Page and application data records:
----

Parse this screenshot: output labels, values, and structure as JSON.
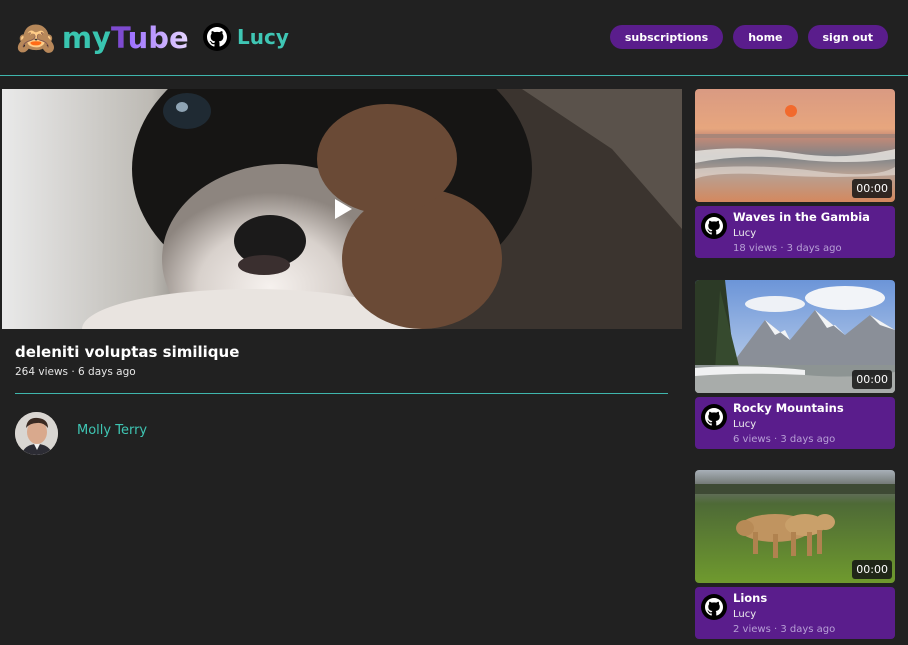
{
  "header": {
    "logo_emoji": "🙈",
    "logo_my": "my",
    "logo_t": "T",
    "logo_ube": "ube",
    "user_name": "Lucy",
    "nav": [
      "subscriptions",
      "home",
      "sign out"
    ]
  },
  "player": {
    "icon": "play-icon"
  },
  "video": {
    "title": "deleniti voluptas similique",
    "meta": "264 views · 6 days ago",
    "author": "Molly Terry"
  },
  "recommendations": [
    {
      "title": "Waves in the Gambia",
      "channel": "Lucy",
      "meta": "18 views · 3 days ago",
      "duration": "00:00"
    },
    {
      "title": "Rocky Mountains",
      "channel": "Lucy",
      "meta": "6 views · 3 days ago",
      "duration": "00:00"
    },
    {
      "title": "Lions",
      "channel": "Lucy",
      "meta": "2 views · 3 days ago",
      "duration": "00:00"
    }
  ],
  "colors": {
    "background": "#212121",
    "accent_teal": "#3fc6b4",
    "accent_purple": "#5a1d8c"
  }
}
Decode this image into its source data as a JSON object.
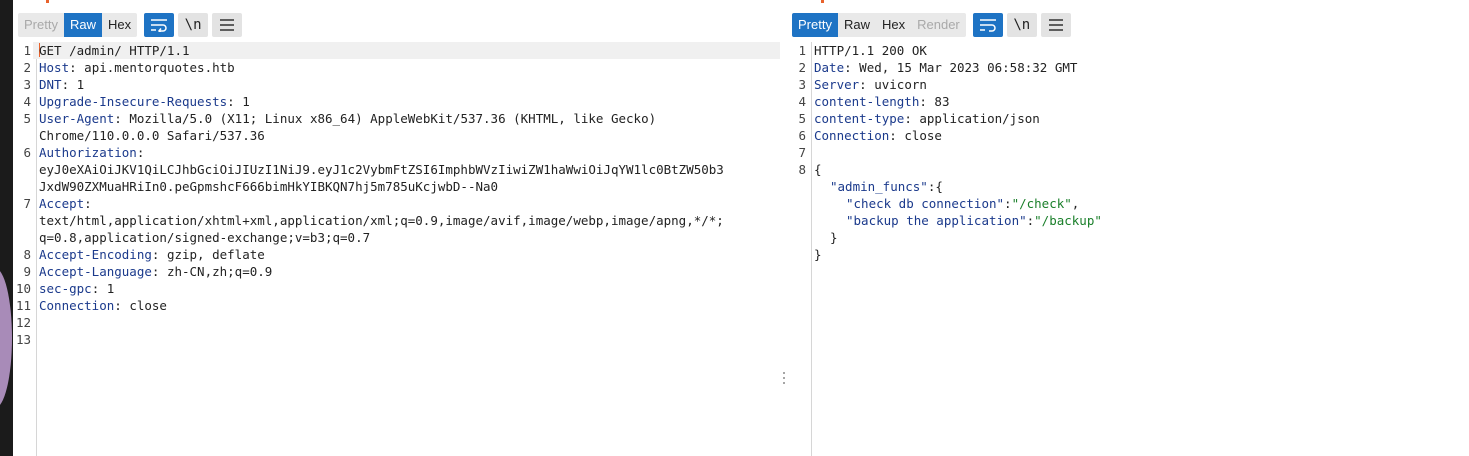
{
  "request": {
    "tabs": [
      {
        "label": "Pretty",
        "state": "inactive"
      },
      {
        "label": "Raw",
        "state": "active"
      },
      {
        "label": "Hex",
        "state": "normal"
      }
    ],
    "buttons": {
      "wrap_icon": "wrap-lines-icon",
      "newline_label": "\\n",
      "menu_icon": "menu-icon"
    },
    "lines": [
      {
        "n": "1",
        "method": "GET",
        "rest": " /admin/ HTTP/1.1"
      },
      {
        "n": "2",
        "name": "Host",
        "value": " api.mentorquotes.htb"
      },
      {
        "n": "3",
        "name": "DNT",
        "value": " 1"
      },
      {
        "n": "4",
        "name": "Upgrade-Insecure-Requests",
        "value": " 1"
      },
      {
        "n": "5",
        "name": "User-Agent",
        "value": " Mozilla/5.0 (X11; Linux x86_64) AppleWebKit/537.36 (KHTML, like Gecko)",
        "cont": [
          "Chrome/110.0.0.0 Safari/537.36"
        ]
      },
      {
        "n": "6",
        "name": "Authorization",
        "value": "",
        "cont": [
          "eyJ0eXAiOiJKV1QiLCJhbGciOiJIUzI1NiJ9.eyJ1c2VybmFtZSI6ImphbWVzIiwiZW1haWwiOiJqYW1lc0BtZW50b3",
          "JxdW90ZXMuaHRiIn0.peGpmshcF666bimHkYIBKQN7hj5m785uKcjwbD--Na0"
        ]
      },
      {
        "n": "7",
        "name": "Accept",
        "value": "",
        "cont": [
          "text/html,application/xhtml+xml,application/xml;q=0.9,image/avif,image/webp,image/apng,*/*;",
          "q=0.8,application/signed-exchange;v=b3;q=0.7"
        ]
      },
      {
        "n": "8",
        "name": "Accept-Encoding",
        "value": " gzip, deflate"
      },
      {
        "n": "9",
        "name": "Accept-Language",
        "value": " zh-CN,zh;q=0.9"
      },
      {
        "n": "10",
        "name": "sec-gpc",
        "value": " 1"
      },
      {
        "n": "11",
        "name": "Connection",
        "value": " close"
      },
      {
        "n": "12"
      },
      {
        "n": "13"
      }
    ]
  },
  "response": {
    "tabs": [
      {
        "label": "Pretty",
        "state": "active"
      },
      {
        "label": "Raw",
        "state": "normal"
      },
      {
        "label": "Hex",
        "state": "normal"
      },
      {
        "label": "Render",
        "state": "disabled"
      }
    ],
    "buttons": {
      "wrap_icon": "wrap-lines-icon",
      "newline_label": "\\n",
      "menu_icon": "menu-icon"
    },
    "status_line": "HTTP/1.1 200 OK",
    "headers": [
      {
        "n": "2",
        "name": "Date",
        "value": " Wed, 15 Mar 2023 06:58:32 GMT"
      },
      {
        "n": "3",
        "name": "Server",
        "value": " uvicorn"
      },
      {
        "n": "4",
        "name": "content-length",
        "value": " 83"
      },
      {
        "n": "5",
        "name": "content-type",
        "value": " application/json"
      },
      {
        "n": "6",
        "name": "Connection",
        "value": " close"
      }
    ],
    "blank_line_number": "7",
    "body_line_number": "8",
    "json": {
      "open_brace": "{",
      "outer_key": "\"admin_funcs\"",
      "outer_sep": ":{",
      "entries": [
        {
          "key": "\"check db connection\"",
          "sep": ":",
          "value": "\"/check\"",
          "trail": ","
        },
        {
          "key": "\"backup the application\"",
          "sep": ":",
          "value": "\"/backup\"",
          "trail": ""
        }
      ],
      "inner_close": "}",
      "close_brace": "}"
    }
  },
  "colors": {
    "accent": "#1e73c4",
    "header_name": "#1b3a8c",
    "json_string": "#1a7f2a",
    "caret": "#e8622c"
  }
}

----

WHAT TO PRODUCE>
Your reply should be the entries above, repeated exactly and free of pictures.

YOUR SOLUTION>
Parse this screenshot: output labels, values, and structure as JSON.
{
  "header": {
    "logo_emoji": "🙈",
    "logo_my": "my",
    "logo_t": "T",
    "logo_ube": "ube",
    "user_name": "Lucy",
    "nav": [
      "subscriptions",
      "home",
      "sign out"
    ]
  },
  "player": {
    "icon": "play-icon"
  },
  "video": {
    "title": "deleniti voluptas similique",
    "meta": "264 views · 6 days ago",
    "author": "Molly Terry"
  },
  "recommendations": [
    {
      "title": "Waves in the Gambia",
      "channel": "Lucy",
      "meta": "18 views · 3 days ago",
      "duration": "00:00"
    },
    {
      "title": "Rocky Mountains",
      "channel": "Lucy",
      "meta": "6 views · 3 days ago",
      "duration": "00:00"
    },
    {
      "title": "Lions",
      "channel": "Lucy",
      "meta": "2 views · 3 days ago",
      "duration": "00:00"
    }
  ],
  "colors": {
    "background": "#212121",
    "accent_teal": "#3fc6b4",
    "accent_purple": "#5a1d8c"
  }
}
Decode this image into its source data as a JSON object.
{
  "request": {
    "tabs": [
      {
        "label": "Pretty",
        "state": "inactive"
      },
      {
        "label": "Raw",
        "state": "active"
      },
      {
        "label": "Hex",
        "state": "normal"
      }
    ],
    "buttons": {
      "wrap_icon": "wrap-lines-icon",
      "newline_label": "\\n",
      "menu_icon": "menu-icon"
    },
    "lines": [
      {
        "n": "1",
        "method": "GET",
        "rest": " /admin/ HTTP/1.1"
      },
      {
        "n": "2",
        "name": "Host",
        "value": " api.mentorquotes.htb"
      },
      {
        "n": "3",
        "name": "DNT",
        "value": " 1"
      },
      {
        "n": "4",
        "name": "Upgrade-Insecure-Requests",
        "value": " 1"
      },
      {
        "n": "5",
        "name": "User-Agent",
        "value": " Mozilla/5.0 (X11; Linux x86_64) AppleWebKit/537.36 (KHTML, like Gecko)",
        "cont": [
          "Chrome/110.0.0.0 Safari/537.36"
        ]
      },
      {
        "n": "6",
        "name": "Authorization",
        "value": "",
        "cont": [
          "eyJ0eXAiOiJKV1QiLCJhbGciOiJIUzI1NiJ9.eyJ1c2VybmFtZSI6ImphbWVzIiwiZW1haWwiOiJqYW1lc0BtZW50b3",
          "JxdW90ZXMuaHRiIn0.peGpmshcF666bimHkYIBKQN7hj5m785uKcjwbD--Na0"
        ]
      },
      {
        "n": "7",
        "name": "Accept",
        "value": "",
        "cont": [
          "text/html,application/xhtml+xml,application/xml;q=0.9,image/avif,image/webp,image/apng,*/*;",
          "q=0.8,application/signed-exchange;v=b3;q=0.7"
        ]
      },
      {
        "n": "8",
        "name": "Accept-Encoding",
        "value": " gzip, deflate"
      },
      {
        "n": "9",
        "name": "Accept-Language",
        "value": " zh-CN,zh;q=0.9"
      },
      {
        "n": "10",
        "name": "sec-gpc",
        "value": " 1"
      },
      {
        "n": "11",
        "name": "Connection",
        "value": " close"
      },
      {
        "n": "12"
      },
      {
        "n": "13"
      }
    ]
  },
  "response": {
    "tabs": [
      {
        "label": "Pretty",
        "state": "active"
      },
      {
        "label": "Raw",
        "state": "normal"
      },
      {
        "label": "Hex",
        "state": "normal"
      },
      {
        "label": "Render",
        "state": "disabled"
      }
    ],
    "buttons": {
      "wrap_icon": "wrap-lines-icon",
      "newline_label": "\\n",
      "menu_icon": "menu-icon"
    },
    "status_line": "HTTP/1.1 200 OK",
    "headers": [
      {
        "n": "2",
        "name": "Date",
        "value": " Wed, 15 Mar 2023 06:58:32 GMT"
      },
      {
        "n": "3",
        "name": "Server",
        "value": " uvicorn"
      },
      {
        "n": "4",
        "name": "content-length",
        "value": " 83"
      },
      {
        "n": "5",
        "name": "content-type",
        "value": " application/json"
      },
      {
        "n": "6",
        "name": "Connection",
        "value": " close"
      }
    ],
    "blank_line_number": "7",
    "body_line_number": "8",
    "json": {
      "open_brace": "{",
      "outer_key": "\"admin_funcs\"",
      "outer_sep": ":{",
      "entries": [
        {
          "key": "\"check db connection\"",
          "sep": ":",
          "value": "\"/check\"",
          "trail": ","
        },
        {
          "key": "\"backup the application\"",
          "sep": ":",
          "value": "\"/backup\"",
          "trail": ""
        }
      ],
      "inner_close": "}",
      "close_brace": "}"
    }
  },
  "colors": {
    "accent": "#1e73c4",
    "header_name": "#1b3a8c",
    "json_string": "#1a7f2a",
    "caret": "#e8622c"
  }
}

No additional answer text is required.